Digging Soil Science with an Online Soil Exhibit

Online and across the U.S. and Canada, soil displays unearth fun facts.

By Marilyn Cummins | Photos By Boston Productions Inc.

Do you know your state soil? Or the soils most unique to your province? With the advent of virtual soil collections and exhibits, a world of soil knowledge can be only a click away. For example, the state-soil interactive online billboard of postcards pictured above is based on the former “Dig It! The Secrets of Soil” exhibit at the Smithsonian’s National Museum of Natural History. Produced with the Soil Science Society of America (SSSA) as founding sponsor, “Dig It!” is one of several physical soil exhibits in North America that is also on the web.

When you visit, each state or U.S. territory’s virtual postcard flips to give a quick rundown on a soil deemed special to that area, with links for more information. For example, behind the Iowa windmill postcard are facts about the fertile official state soil called Tama. A quarter of Georgia’s prime farmland is made up of Tifton, its official soil that grows its famous peaches and supports a unique longleaf pine ecosystem. California has dubbed the Great Central Valley’s San Joaquin soil—some of the world’s most productive farmland when irrigated—as its state soil.

The state soil postcards are based on the time-honored way of preserving and studying soil types: soil monoliths—tall, slim blocks of soil displayed as they appear in nature—familiar to soil-science students and many state-fair attendees. They’re heavy, big and usually quite stationary, which is why some of the biggest sets of monoliths have been turned into virtual displays that anyone can see and study online.

In Canada, the country’s second-largest grouping of collected soils has been digitized and made available online as the Virtual Soil Monolith Collection at the University of British Columbia ( It is based on the 197 display models on-site at UBC in Vancouver, and offers learning units about soils in general and by soil classification. To see the largest collection in Canada, you’d need to visit the University of Alberta in Edmonton to access the nearly 300 monoliths displayed in its museum collection.

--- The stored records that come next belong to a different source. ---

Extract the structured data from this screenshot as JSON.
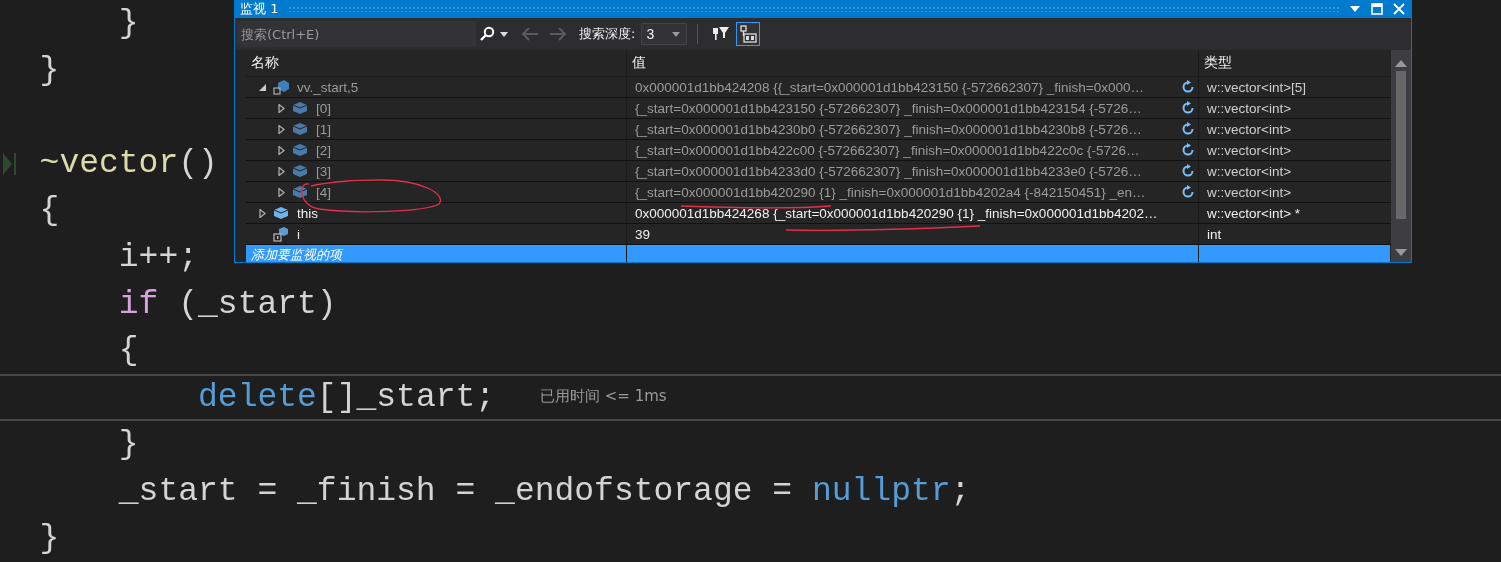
{
  "editor": {
    "lines": [
      {
        "current": false,
        "highlighted": false,
        "tokens": [
          {
            "text": "      }",
            "kind": "plain"
          }
        ]
      },
      {
        "current": false,
        "highlighted": false,
        "tokens": [
          {
            "text": "  }",
            "kind": "plain"
          }
        ]
      },
      {
        "current": true,
        "highlighted": false,
        "gap_before": true,
        "tokens": [
          {
            "text": "  ~vector",
            "kind": "function"
          },
          {
            "text": "()",
            "kind": "plain"
          }
        ]
      },
      {
        "current": false,
        "highlighted": false,
        "tokens": [
          {
            "text": "  {",
            "kind": "plain"
          }
        ]
      },
      {
        "current": false,
        "highlighted": false,
        "tokens": [
          {
            "text": "      i++;",
            "kind": "plain"
          }
        ]
      },
      {
        "current": false,
        "highlighted": false,
        "tokens": [
          {
            "text": "      if",
            "kind": "control"
          },
          {
            "text": " (_start)",
            "kind": "plain"
          }
        ]
      },
      {
        "current": false,
        "highlighted": false,
        "tokens": [
          {
            "text": "      {",
            "kind": "plain"
          }
        ]
      },
      {
        "current": false,
        "highlighted": true,
        "tokens": [
          {
            "text": "          delete",
            "kind": "keyword"
          },
          {
            "text": "[]_start;",
            "kind": "plain"
          }
        ],
        "hint": "已用时间 <= 1ms"
      },
      {
        "current": false,
        "highlighted": false,
        "tokens": [
          {
            "text": "      }",
            "kind": "plain"
          }
        ]
      },
      {
        "current": false,
        "highlighted": false,
        "tokens": [
          {
            "text": "      _start = _finish = _endofstorage = ",
            "kind": "plain"
          },
          {
            "text": "nullptr",
            "kind": "keyword"
          },
          {
            "text": ";",
            "kind": "plain"
          }
        ]
      },
      {
        "current": false,
        "highlighted": false,
        "tokens": [
          {
            "text": "  }",
            "kind": "plain"
          }
        ]
      }
    ]
  },
  "watch_window": {
    "title": "监视 1",
    "search": {
      "placeholder": "搜索(Ctrl+E)"
    },
    "depth_label": "搜索深度:",
    "depth_value": "3",
    "columns": [
      "名称",
      "值",
      "类型"
    ],
    "rows": [
      {
        "name": "vv._start,5",
        "value": "0x000001d1bb424208 {{_start=0x000001d1bb423150 {-572662307} _finish=0x000…",
        "type": "w::vector<int>[5]",
        "kind": "locked",
        "expanded": true,
        "stale": true,
        "children": [
          {
            "name": "[0]",
            "value": "{_start=0x000001d1bb423150 {-572662307} _finish=0x000001d1bb423154 {-5726…",
            "type": "w::vector<int>",
            "kind": "object",
            "expanded": false,
            "stale": true
          },
          {
            "name": "[1]",
            "value": "{_start=0x000001d1bb4230b0 {-572662307} _finish=0x000001d1bb4230b8 {-5726…",
            "type": "w::vector<int>",
            "kind": "object",
            "expanded": false,
            "stale": true
          },
          {
            "name": "[2]",
            "value": "{_start=0x000001d1bb422c00 {-572662307} _finish=0x000001d1bb422c0c {-5726…",
            "type": "w::vector<int>",
            "kind": "object",
            "expanded": false,
            "stale": true
          },
          {
            "name": "[3]",
            "value": "{_start=0x000001d1bb4233d0 {-572662307} _finish=0x000001d1bb4233e0 {-5726…",
            "type": "w::vector<int>",
            "kind": "object",
            "expanded": false,
            "stale": true
          },
          {
            "name": "[4]",
            "value": "{_start=0x000001d1bb420290 {1} _finish=0x000001d1bb4202a4 {-842150451} _en…",
            "type": "w::vector<int>",
            "kind": "object",
            "expanded": false,
            "stale": true
          }
        ]
      },
      {
        "name": "this",
        "value": "0x000001d1bb424268 {_start=0x000001d1bb420290 {1} _finish=0x000001d1bb4202…",
        "type": "w::vector<int> *",
        "kind": "object",
        "expanded": false,
        "stale": false
      },
      {
        "name": "i",
        "value": "39",
        "type": "int",
        "kind": "local",
        "stale": false
      }
    ],
    "add_row": {
      "placeholder": "添加要监视的项",
      "selected": true
    }
  }
}
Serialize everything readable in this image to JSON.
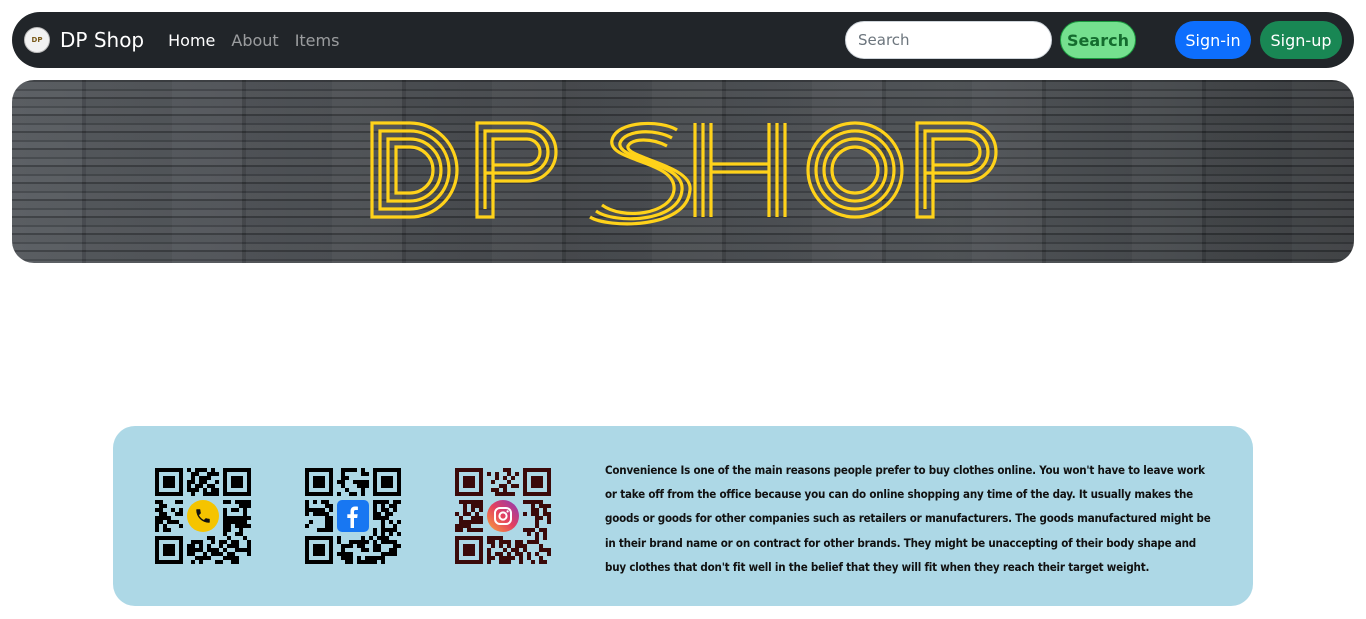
{
  "navbar": {
    "brand_name": "DP Shop",
    "logo_text": "DP",
    "links": [
      {
        "label": "Home",
        "active": true
      },
      {
        "label": "About",
        "active": false
      },
      {
        "label": "Items",
        "active": false
      }
    ],
    "search_placeholder": "Search",
    "search_button": "Search",
    "signin_button": "Sign-in",
    "signup_button": "Sign-up"
  },
  "banner": {
    "title": "DP SHOP",
    "title_color": "#ffd21a"
  },
  "footer": {
    "qr_codes": [
      {
        "name": "phone",
        "icon": "phone-icon",
        "icon_color": "#f5c400"
      },
      {
        "name": "facebook",
        "icon": "facebook-icon",
        "icon_color": "#1877f2"
      },
      {
        "name": "instagram",
        "icon": "instagram-icon",
        "icon_color": "#c13584"
      }
    ],
    "description": "Convenience Is one of the main reasons people prefer to buy clothes online. You won't have to leave work or take off from the office because you can do online shopping any time of the day. It usually makes the goods or goods for other companies such as retailers or manufacturers. The goods manufactured might be in their brand name or on contract for other brands. They might be unaccepting of their body shape and buy clothes that don't fit well in the belief that they will fit when they reach their target weight.",
    "background": "#add8e6"
  }
}
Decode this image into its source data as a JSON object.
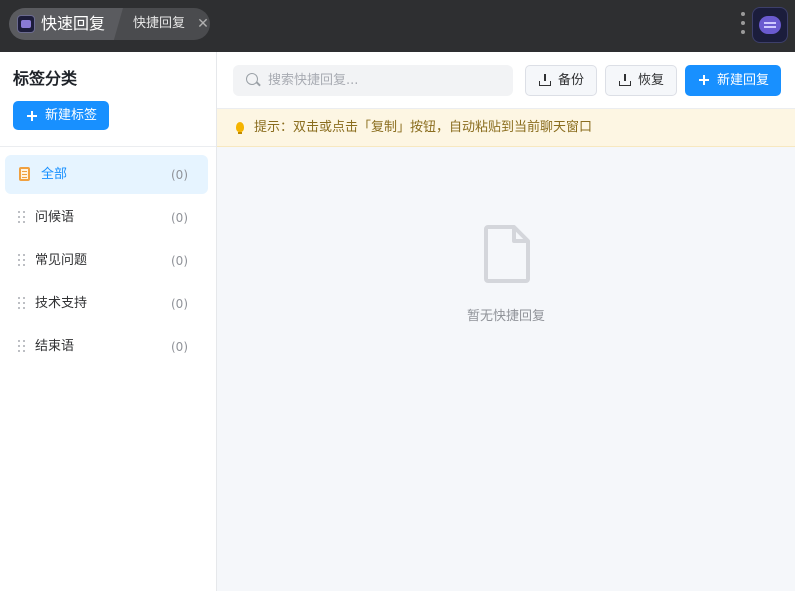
{
  "titlebar": {
    "app_name": "快速回复",
    "tab_label": "快捷回复",
    "tab_close_icon": "close-icon",
    "menu_icon": "more-vertical-icon",
    "avatar_icon": "chat-bubble-icon"
  },
  "sidebar": {
    "title": "标签分类",
    "new_tag_label": "新建标签",
    "categories": [
      {
        "label": "全部",
        "count": "(0)",
        "icon": "clipboard-icon",
        "active": true
      },
      {
        "label": "问候语",
        "count": "(0)",
        "icon": "drag-handle-icon"
      },
      {
        "label": "常见问题",
        "count": "(0)",
        "icon": "drag-handle-icon"
      },
      {
        "label": "技术支持",
        "count": "(0)",
        "icon": "drag-handle-icon"
      },
      {
        "label": "结束语",
        "count": "(0)",
        "icon": "drag-handle-icon"
      }
    ]
  },
  "toolbar": {
    "search_placeholder": "搜索快捷回复...",
    "search_value": "",
    "backup_label": "备份",
    "restore_label": "恢复",
    "new_reply_label": "新建回复"
  },
  "tip": {
    "text": "提示：双击或点击「复制」按钮，自动粘贴到当前聊天窗口",
    "icon": "lightbulb-icon"
  },
  "empty": {
    "text": "暂无快捷回复",
    "icon": "file-icon"
  },
  "colors": {
    "accent": "#1890ff",
    "titlebar_bg": "#2e2f31",
    "tip_bg": "#fdf6e3",
    "tip_text": "#8a6d1e"
  }
}
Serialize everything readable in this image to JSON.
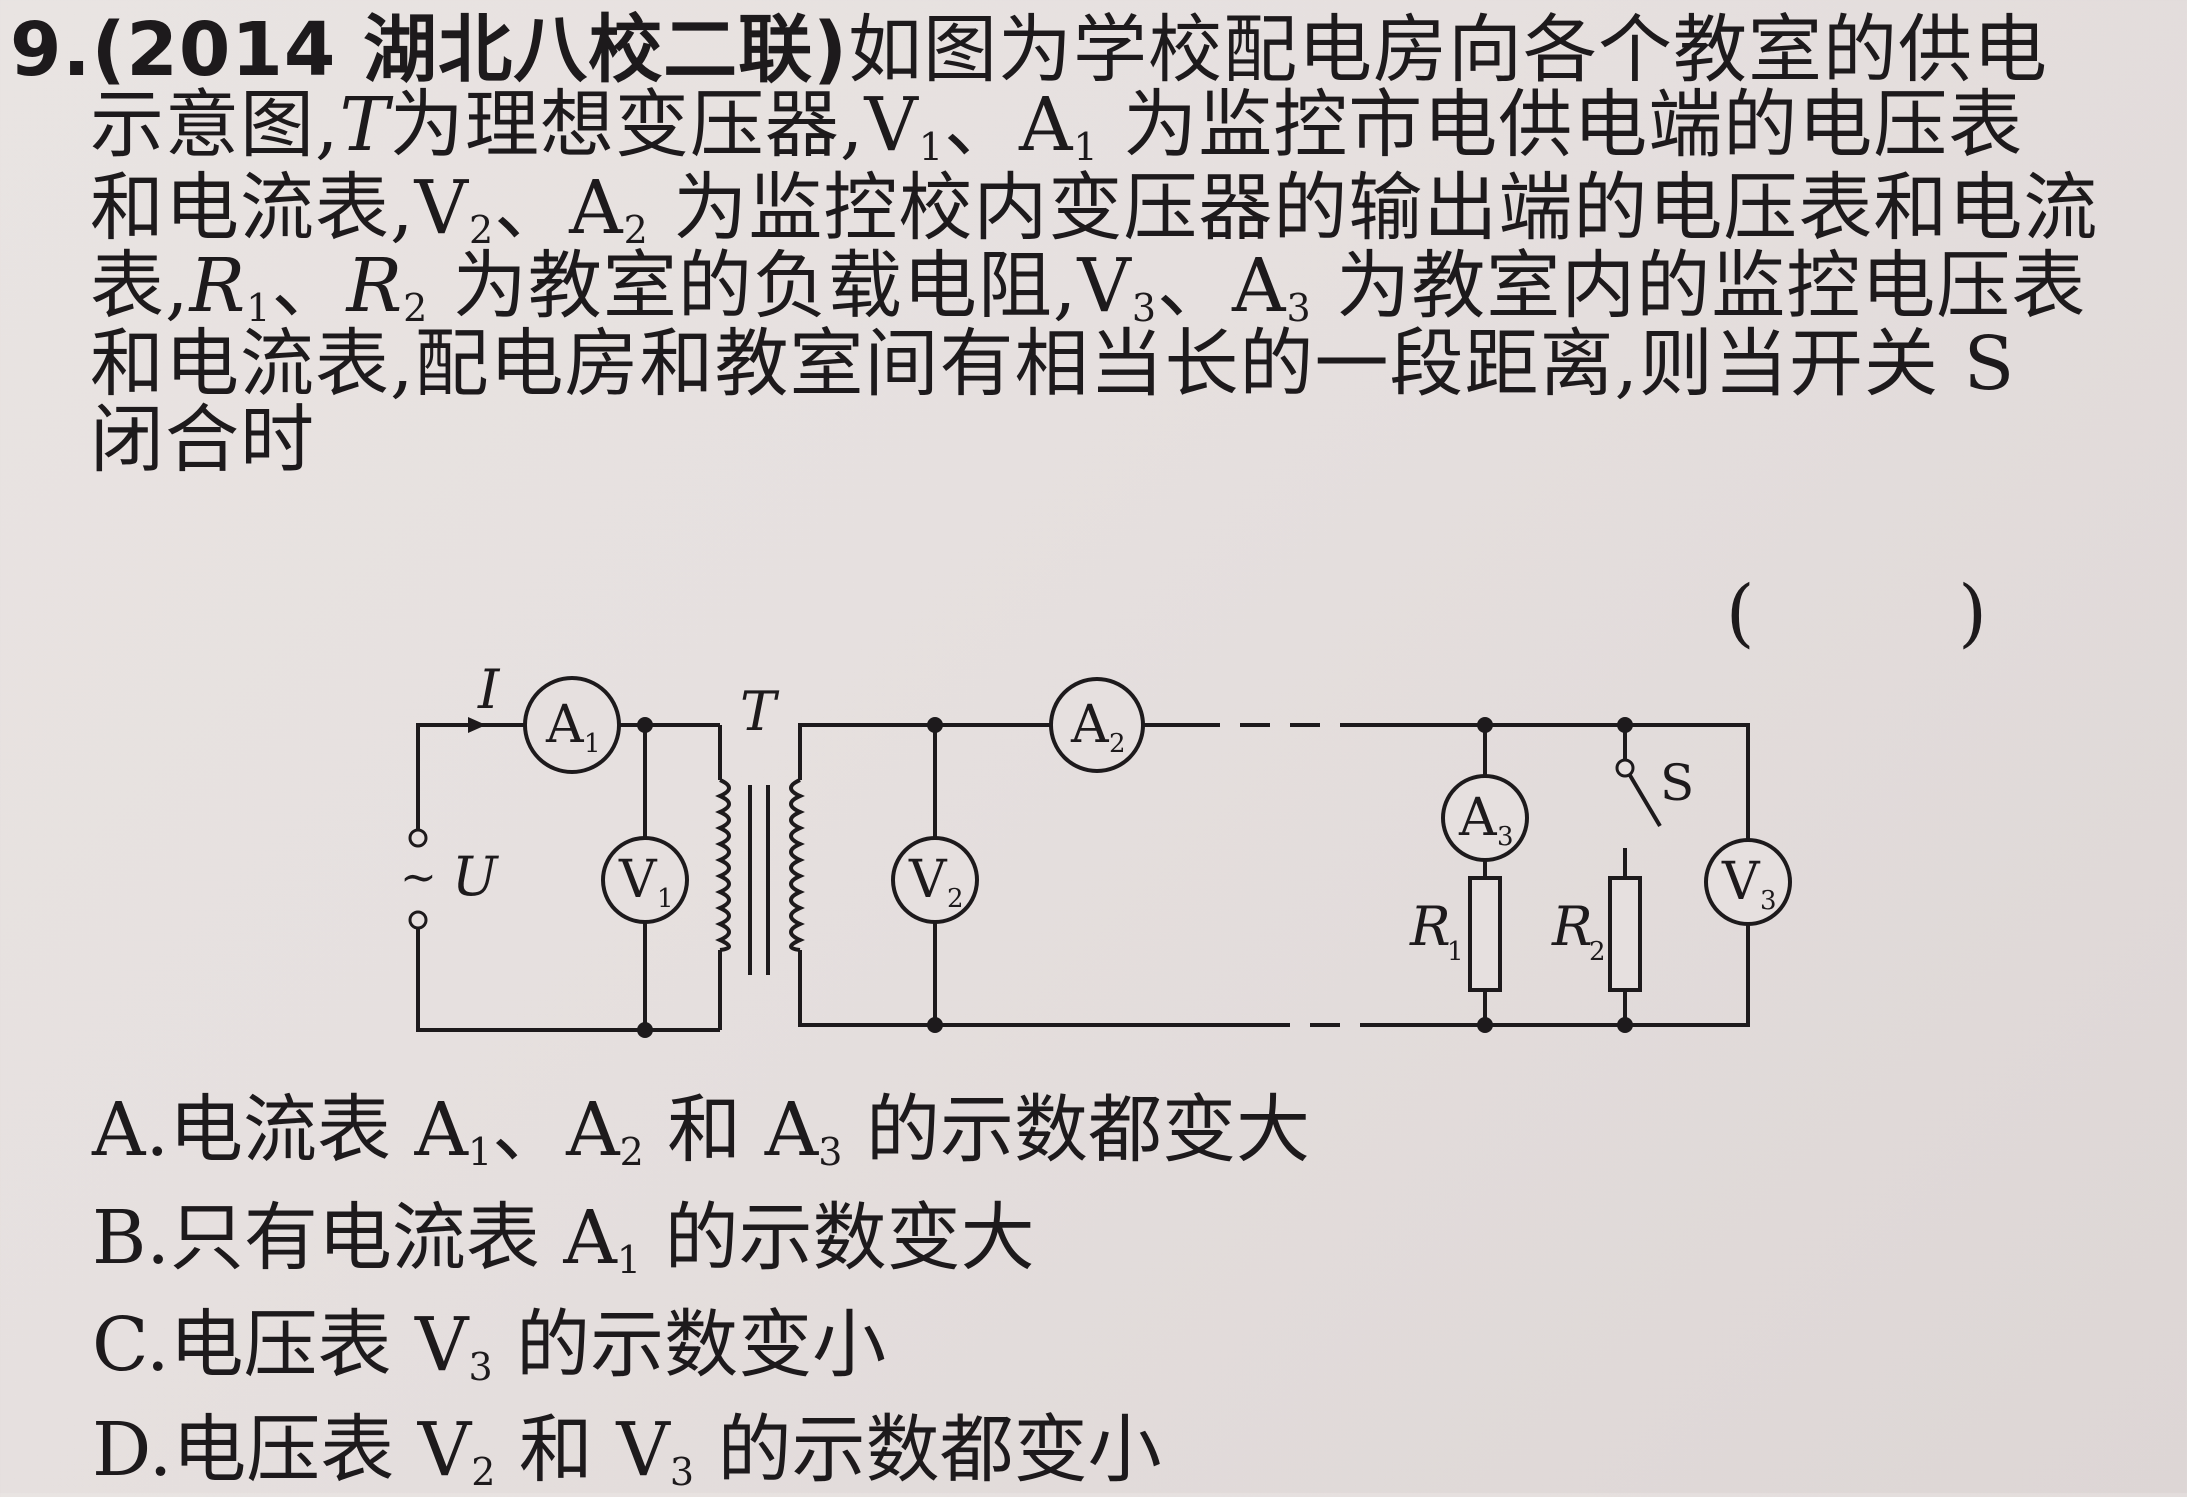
{
  "question": {
    "number": "9.",
    "source": "(2014 湖北八校二联)",
    "line1": "如图为学校配电房向各个教室的供电",
    "line2_a": "示意图,",
    "line2_T": "T",
    "line2_b": "为理想变压器,V",
    "line2_c": "、A",
    "line2_d": "为监控市电供电端的电压表",
    "line3_a": "和电流表,V",
    "line3_b": "、A",
    "line3_c": "为监控校内变压器的输出端的电压表和电流",
    "line4_a": "表,",
    "line4_R1": "R",
    "line4_sep": "、",
    "line4_R2": "R",
    "line4_b": "为教室的负载电阻,V",
    "line4_c": "、A",
    "line4_d": "为教室内的监控电压表",
    "line5": "和电流表,配电房和教室间有相当长的一段距离,则当开关 S",
    "line6": "闭合时",
    "bracket": "(  )",
    "sub1": "1",
    "sub2": "2",
    "sub3": "3"
  },
  "diagram": {
    "label_I": "I",
    "label_U": "U",
    "label_T": "T",
    "label_S": "S",
    "label_tilde": "~",
    "label_R1": "R",
    "label_R2": "R",
    "meters": {
      "A1": {
        "letter": "A",
        "sub": "1"
      },
      "A2": {
        "letter": "A",
        "sub": "2"
      },
      "A3": {
        "letter": "A",
        "sub": "3"
      },
      "V1": {
        "letter": "V",
        "sub": "1"
      },
      "V2": {
        "letter": "V",
        "sub": "2"
      },
      "V3": {
        "letter": "V",
        "sub": "3"
      }
    }
  },
  "options": {
    "A": {
      "prefix": "A.电流表 A",
      "s1": "1",
      "mid1": "、A",
      "s2": "2",
      "mid2": " 和 A",
      "s3": "3",
      "tail": " 的示数都变大"
    },
    "B": {
      "prefix": "B.只有电流表 A",
      "s1": "1",
      "tail": " 的示数变大"
    },
    "C": {
      "prefix": "C.电压表 V",
      "s1": "3",
      "tail": " 的示数变小"
    },
    "D": {
      "prefix": "D.电压表 V",
      "s1": "2",
      "mid1": " 和 V",
      "s2": "3",
      "tail": " 的示数都变小"
    }
  }
}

Before becoming virtual, the U.S. state soil monoliths and other parts of the Smithsonian “Dig It!” exhibit traveled the country after leaving Washington, D.C. They now have a permanent home in the 5,000-square-foot GROW Pavilion and Gallery devoted to agriculture at the St. Louis Science Center (free admission). The original “Dig It!” exhibit still is available on the web at; don’t miss the curator-led tour video that shows the amazing monolith array and more.